September 27, 2016

The User Experience

Take Out the Books | The User Experience

molly-luby

The Inter-Faith Council (IFC) in Chapel Hill, NC, in fall 2015 opened the doors to its new residential men’s shelter, the Community House. Included in the new building was a room designated as the shelter’s library. Seemingly within minutes of its existence, generous book donations had filled the small space, but the residents didn’t use it. When Stephani Kilpatrick, residential director of IFC, asked if the Chapel Hill Public Library (CHPL) would help turn this space into something more useful, we jumped at the chance.

Asking the Right Questions | The User Experience

Aaron-Schmidt-170x170

“Let’s ask people what they want from the library.” I’ve heard this said in a few meetings, and I’ve seen related questions in surveys from libraries. I’m not so sure that this is the most productive way to think about creating a user-centered library.

Data-Driven Design | The User Experience

Aaron-Schmidt-170x170

My two most recent columns shared some background about a librarywide UX improvement project at North Carolina’s Chapel Hill Public Library (CHPL), as well as some actual projects on which we’re working. Now I want to spend some time on the role of data.

Watch and Learn | The User Experience

Aaron-Schmidt-170x170

In my last column, I shared some background about a librarywide user experience (UX) project at the Chapel Hill Public Library (CHPL), NC. I focused there on communication, which, while not directly a UX topic, is essential to any ongoing, meaningful library UX work. Now I’d like to dig into some of the changes being explored.

Getting Everyone on Board | The User Experience

Aaron-Schmidt-170x170

I’m working with the Chapel Hill Public Library (CHPL), NC, on a unique user experience (UX) project, and I’d like to share a bit about it over the next few columns. The project, quite expansive in scope, started in September 2015 and runs though April 2016. During this time, we’re working to improve many different aspects of the library. All touch points are on the table for discussion. Some of our first efforts have included high-level strategic planning: developing a new mission statement, organizational values, and a service philosophy. A small sampling of things we’re studying and improving includes holds shelf location, printing and computers, service delivery methods, collection size, bathrooms, furniture placement, teen services, the website, library lobbies, and telephone service.

Setting UX Priorities | The User Experience

Aaron Schmidt

In my last column (LJ 10/1/15), I did my best to convince you that improving library UX must be a librarywide endeavor—all parts of the library impact the user experience, so everyone needs to be on board. Here, I want to look at the topic from a slightly different angle: Where do you begin with library UX? There’s so much to think about when it comes to improving libraries!

UX Means You | The User Experience

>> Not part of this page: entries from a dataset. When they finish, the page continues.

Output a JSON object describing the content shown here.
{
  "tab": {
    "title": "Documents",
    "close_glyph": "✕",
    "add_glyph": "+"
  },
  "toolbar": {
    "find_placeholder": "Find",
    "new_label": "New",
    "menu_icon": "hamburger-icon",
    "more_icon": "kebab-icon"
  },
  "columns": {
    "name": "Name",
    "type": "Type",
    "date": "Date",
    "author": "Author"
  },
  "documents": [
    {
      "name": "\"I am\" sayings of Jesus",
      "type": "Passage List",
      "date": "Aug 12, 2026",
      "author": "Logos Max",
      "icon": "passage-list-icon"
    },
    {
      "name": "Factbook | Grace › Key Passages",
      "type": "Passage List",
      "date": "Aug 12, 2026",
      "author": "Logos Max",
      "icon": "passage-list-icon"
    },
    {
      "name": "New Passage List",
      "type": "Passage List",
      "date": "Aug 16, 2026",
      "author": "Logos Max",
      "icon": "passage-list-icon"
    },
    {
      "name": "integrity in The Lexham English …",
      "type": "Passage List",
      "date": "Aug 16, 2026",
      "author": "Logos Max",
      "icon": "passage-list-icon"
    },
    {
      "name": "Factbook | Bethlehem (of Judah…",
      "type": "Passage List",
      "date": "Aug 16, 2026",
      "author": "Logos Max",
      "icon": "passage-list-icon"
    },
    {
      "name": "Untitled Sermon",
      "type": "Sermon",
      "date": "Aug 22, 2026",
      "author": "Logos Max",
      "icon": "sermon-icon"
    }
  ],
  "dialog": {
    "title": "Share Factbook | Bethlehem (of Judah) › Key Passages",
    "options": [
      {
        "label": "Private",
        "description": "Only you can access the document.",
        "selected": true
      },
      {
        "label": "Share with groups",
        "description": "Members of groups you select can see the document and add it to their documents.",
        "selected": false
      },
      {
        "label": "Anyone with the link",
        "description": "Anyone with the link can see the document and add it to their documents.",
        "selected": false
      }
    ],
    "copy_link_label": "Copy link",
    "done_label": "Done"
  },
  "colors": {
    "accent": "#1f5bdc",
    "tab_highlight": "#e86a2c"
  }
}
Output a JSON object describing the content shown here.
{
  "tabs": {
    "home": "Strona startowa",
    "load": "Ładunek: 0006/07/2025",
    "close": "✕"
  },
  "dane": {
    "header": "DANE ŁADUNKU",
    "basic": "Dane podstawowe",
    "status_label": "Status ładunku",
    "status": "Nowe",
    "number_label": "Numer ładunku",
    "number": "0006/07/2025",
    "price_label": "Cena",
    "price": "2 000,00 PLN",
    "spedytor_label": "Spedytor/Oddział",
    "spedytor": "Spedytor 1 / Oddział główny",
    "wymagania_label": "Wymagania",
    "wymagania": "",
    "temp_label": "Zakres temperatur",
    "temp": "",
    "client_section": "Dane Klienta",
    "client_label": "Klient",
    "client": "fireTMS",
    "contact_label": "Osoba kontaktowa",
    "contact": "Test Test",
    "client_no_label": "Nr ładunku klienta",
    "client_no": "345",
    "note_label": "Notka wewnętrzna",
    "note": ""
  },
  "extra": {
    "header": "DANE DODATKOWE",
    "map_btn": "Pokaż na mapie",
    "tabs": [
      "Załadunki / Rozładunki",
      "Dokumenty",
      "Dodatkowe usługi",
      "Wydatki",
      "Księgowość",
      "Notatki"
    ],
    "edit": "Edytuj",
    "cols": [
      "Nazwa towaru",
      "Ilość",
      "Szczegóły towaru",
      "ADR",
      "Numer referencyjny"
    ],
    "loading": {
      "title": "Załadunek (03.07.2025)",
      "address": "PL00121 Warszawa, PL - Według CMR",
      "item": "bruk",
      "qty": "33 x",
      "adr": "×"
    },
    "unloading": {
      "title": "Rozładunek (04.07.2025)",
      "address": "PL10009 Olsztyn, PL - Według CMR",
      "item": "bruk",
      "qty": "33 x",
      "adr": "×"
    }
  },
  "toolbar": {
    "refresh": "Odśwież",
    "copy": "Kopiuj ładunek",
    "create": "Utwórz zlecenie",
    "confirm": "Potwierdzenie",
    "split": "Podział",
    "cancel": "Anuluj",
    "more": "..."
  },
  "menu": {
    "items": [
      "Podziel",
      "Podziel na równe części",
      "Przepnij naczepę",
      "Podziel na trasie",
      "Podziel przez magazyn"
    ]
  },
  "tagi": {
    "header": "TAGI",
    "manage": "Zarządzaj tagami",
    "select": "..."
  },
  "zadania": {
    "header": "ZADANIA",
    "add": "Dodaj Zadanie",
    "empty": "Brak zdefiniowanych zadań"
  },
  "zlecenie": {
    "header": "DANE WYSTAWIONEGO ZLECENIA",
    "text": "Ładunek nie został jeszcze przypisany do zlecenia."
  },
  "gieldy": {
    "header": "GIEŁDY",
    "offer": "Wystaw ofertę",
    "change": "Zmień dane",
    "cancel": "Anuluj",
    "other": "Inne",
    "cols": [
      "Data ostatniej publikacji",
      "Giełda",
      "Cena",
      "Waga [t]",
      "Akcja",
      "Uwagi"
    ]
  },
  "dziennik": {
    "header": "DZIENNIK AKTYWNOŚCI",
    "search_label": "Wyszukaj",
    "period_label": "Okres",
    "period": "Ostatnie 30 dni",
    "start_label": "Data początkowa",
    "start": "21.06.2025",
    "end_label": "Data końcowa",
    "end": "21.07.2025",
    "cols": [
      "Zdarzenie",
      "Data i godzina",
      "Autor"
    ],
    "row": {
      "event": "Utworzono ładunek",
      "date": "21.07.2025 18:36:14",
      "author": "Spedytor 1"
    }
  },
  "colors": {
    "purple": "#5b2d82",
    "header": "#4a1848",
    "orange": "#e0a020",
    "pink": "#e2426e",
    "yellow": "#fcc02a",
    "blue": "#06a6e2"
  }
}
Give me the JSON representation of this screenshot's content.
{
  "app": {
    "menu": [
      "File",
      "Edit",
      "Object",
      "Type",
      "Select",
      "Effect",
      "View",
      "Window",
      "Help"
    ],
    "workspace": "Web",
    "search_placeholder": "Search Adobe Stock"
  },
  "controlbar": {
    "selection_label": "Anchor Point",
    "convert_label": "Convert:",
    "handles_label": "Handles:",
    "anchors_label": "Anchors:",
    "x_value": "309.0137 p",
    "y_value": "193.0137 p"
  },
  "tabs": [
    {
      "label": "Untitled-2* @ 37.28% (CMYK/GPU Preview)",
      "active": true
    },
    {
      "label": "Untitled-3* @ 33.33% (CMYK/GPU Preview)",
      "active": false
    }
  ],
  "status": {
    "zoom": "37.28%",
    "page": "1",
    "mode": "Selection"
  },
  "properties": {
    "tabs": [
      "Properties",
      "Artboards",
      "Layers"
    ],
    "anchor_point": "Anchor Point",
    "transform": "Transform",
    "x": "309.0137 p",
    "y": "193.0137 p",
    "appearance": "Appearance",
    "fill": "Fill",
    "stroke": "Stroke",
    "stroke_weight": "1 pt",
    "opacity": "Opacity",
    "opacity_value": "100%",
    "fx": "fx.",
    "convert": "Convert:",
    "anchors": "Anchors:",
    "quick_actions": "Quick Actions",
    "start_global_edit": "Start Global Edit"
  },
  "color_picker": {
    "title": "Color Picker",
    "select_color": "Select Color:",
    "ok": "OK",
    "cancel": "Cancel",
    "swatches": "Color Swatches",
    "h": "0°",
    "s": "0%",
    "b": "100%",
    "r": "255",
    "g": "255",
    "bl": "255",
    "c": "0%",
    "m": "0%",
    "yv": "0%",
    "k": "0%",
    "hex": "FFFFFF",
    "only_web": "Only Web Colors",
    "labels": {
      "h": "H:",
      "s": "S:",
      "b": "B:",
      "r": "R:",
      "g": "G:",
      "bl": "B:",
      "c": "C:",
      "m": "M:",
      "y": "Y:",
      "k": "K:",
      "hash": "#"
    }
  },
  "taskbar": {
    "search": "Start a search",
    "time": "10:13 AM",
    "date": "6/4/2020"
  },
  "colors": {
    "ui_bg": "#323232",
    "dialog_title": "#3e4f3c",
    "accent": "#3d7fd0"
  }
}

AllLibsRUXLibs

At the end of our 2014 book, Useful, Usable, Desirable: Applying User Experience Design to Your Library, Amanda Etches and I left readers with what we consider to be an important and inspiring ­message: “Every decision we make affects how people experience the library. Let’s make sure we’re creating improvements.”

Positive Signs | The User Experience

Aaron Schmidt

Criticism is necessary when a library aims to evaluate and improve the experience it is providing its members. Before you can start making improvements, you have to know what needs to be improved. This, of course, is no excuse to be negative, mean, accusatory, or defeatist. Criticism can and should be done positively and with good intention. After all, more flies get caught with honey, right?

Less is Less | The User Experience

ljx150501webSchmidt

Spring is HERE! Let’s celebrate this season of rebirth and renewal by thinking about making some changes in the library. Every library is burdened with a sacred cow or two. Some have an entire farm full! Laws of entropy dictate that once a library program or service starts, there’s a fair chance it will continue, even if it becomes clear at some point that it is no longer serving the purpose it once did. Sacred cows and other ineffective programs use up the valuable resource of staff time. The cost of feeding and maintaining sacred cows oftentimes doesn’t return much benefit to the ­library.

Studying Use, Sharing Space | The User Experience

Aaron Schmidt

A big part of improving library user experience is designing libraries based on user preferences and behavior. There’s no way to optimize touchpoints or create meaningful services if you don’t know anything about who you’re trying to serve, right? Many libraries collect and analyze user opinions, but fewer dive deeper into examining actual user behavior.